* [RECORDS PROVIDED]:
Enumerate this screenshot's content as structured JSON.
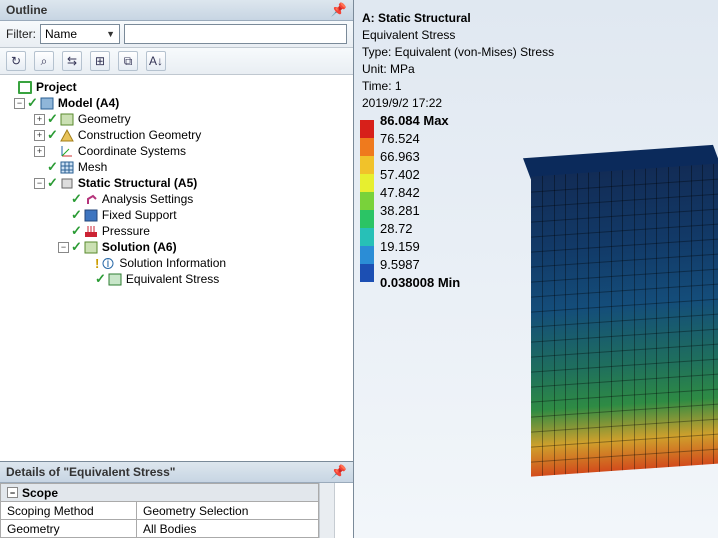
{
  "outline_title": "Outline",
  "filter": {
    "label": "Filter:",
    "selected": "Name",
    "input_value": ""
  },
  "toolbar_icons": [
    "refresh-icon",
    "filter-icon",
    "transfer-icon",
    "expand-icon",
    "copy-icon",
    "sort-icon"
  ],
  "tree": {
    "project": "Project",
    "model": "Model (A4)",
    "children": [
      {
        "id": "geometry",
        "label": "Geometry",
        "expandable": true
      },
      {
        "id": "constr_geom",
        "label": "Construction Geometry",
        "expandable": true
      },
      {
        "id": "coord_sys",
        "label": "Coordinate Systems",
        "expandable": true
      },
      {
        "id": "mesh",
        "label": "Mesh",
        "expandable": false
      }
    ],
    "static_structural": "Static Structural (A5)",
    "ss_children": [
      {
        "id": "analysis_settings",
        "label": "Analysis Settings"
      },
      {
        "id": "fixed_support",
        "label": "Fixed Support"
      },
      {
        "id": "pressure",
        "label": "Pressure"
      }
    ],
    "solution": "Solution (A6)",
    "sol_children": [
      {
        "id": "solution_info",
        "label": "Solution Information",
        "warn": true
      },
      {
        "id": "equiv_stress_node",
        "label": "Equivalent Stress",
        "warn": false
      }
    ]
  },
  "details_title": "Details of \"Equivalent Stress\"",
  "details_group": "Scope",
  "details_rows": [
    {
      "label": "Scoping Method",
      "value": "Geometry Selection"
    },
    {
      "label": "Geometry",
      "value": "All Bodies"
    }
  ],
  "result": {
    "title": "A: Static Structural",
    "line2": "Equivalent Stress",
    "line3": "Type: Equivalent (von-Mises) Stress",
    "unit": "Unit: MPa",
    "time": "Time: 1",
    "timestamp": "2019/9/2 17:22"
  },
  "legend": [
    {
      "color": "#d7201a",
      "label": "86.084 Max",
      "bold": true
    },
    {
      "color": "#ef7a1d",
      "label": "76.524"
    },
    {
      "color": "#f1c22a",
      "label": "66.963"
    },
    {
      "color": "#e7ef2f",
      "label": "57.402"
    },
    {
      "color": "#79d23a",
      "label": "47.842"
    },
    {
      "color": "#2bc465",
      "label": "38.281"
    },
    {
      "color": "#27c0b7",
      "label": "28.72"
    },
    {
      "color": "#2b8dd6",
      "label": "19.159"
    },
    {
      "color": "#1c4fb3",
      "label": "9.5987"
    },
    {
      "color": "",
      "label": "0.038008 Min",
      "bold": true
    }
  ],
  "chart_data": {
    "type": "colorbar",
    "title": "Equivalent (von-Mises) Stress",
    "unit": "MPa",
    "min": 0.038008,
    "max": 86.084,
    "ticks": [
      86.084,
      76.524,
      66.963,
      57.402,
      47.842,
      38.281,
      28.72,
      19.159,
      9.5987,
      0.038008
    ],
    "colors": [
      "#d7201a",
      "#ef7a1d",
      "#f1c22a",
      "#e7ef2f",
      "#79d23a",
      "#2bc465",
      "#27c0b7",
      "#2b8dd6",
      "#1c4fb3"
    ]
  }
}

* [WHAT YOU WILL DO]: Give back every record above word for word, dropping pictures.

* [ANSWER FOR THE TASK]:
Enumerate this screenshot's content as structured JSON.
{
  "outline_title": "Outline",
  "filter": {
    "label": "Filter:",
    "selected": "Name",
    "input_value": ""
  },
  "toolbar_icons": [
    "refresh-icon",
    "filter-icon",
    "transfer-icon",
    "expand-icon",
    "copy-icon",
    "sort-icon"
  ],
  "tree": {
    "project": "Project",
    "model": "Model (A4)",
    "children": [
      {
        "id": "geometry",
        "label": "Geometry",
        "expandable": true
      },
      {
        "id": "constr_geom",
        "label": "Construction Geometry",
        "expandable": true
      },
      {
        "id": "coord_sys",
        "label": "Coordinate Systems",
        "expandable": true
      },
      {
        "id": "mesh",
        "label": "Mesh",
        "expandable": false
      }
    ],
    "static_structural": "Static Structural (A5)",
    "ss_children": [
      {
        "id": "analysis_settings",
        "label": "Analysis Settings"
      },
      {
        "id": "fixed_support",
        "label": "Fixed Support"
      },
      {
        "id": "pressure",
        "label": "Pressure"
      }
    ],
    "solution": "Solution (A6)",
    "sol_children": [
      {
        "id": "solution_info",
        "label": "Solution Information",
        "warn": true
      },
      {
        "id": "equiv_stress_node",
        "label": "Equivalent Stress",
        "warn": false
      }
    ]
  },
  "details_title": "Details of \"Equivalent Stress\"",
  "details_group": "Scope",
  "details_rows": [
    {
      "label": "Scoping Method",
      "value": "Geometry Selection"
    },
    {
      "label": "Geometry",
      "value": "All Bodies"
    }
  ],
  "result": {
    "title": "A: Static Structural",
    "line2": "Equivalent Stress",
    "line3": "Type: Equivalent (von-Mises) Stress",
    "unit": "Unit: MPa",
    "time": "Time: 1",
    "timestamp": "2019/9/2 17:22"
  },
  "legend": [
    {
      "color": "#d7201a",
      "label": "86.084 Max",
      "bold": true
    },
    {
      "color": "#ef7a1d",
      "label": "76.524"
    },
    {
      "color": "#f1c22a",
      "label": "66.963"
    },
    {
      "color": "#e7ef2f",
      "label": "57.402"
    },
    {
      "color": "#79d23a",
      "label": "47.842"
    },
    {
      "color": "#2bc465",
      "label": "38.281"
    },
    {
      "color": "#27c0b7",
      "label": "28.72"
    },
    {
      "color": "#2b8dd6",
      "label": "19.159"
    },
    {
      "color": "#1c4fb3",
      "label": "9.5987"
    },
    {
      "color": "",
      "label": "0.038008 Min",
      "bold": true
    }
  ],
  "chart_data": {
    "type": "colorbar",
    "title": "Equivalent (von-Mises) Stress",
    "unit": "MPa",
    "min": 0.038008,
    "max": 86.084,
    "ticks": [
      86.084,
      76.524,
      66.963,
      57.402,
      47.842,
      38.281,
      28.72,
      19.159,
      9.5987,
      0.038008
    ],
    "colors": [
      "#d7201a",
      "#ef7a1d",
      "#f1c22a",
      "#e7ef2f",
      "#79d23a",
      "#2bc465",
      "#27c0b7",
      "#2b8dd6",
      "#1c4fb3"
    ]
  }
}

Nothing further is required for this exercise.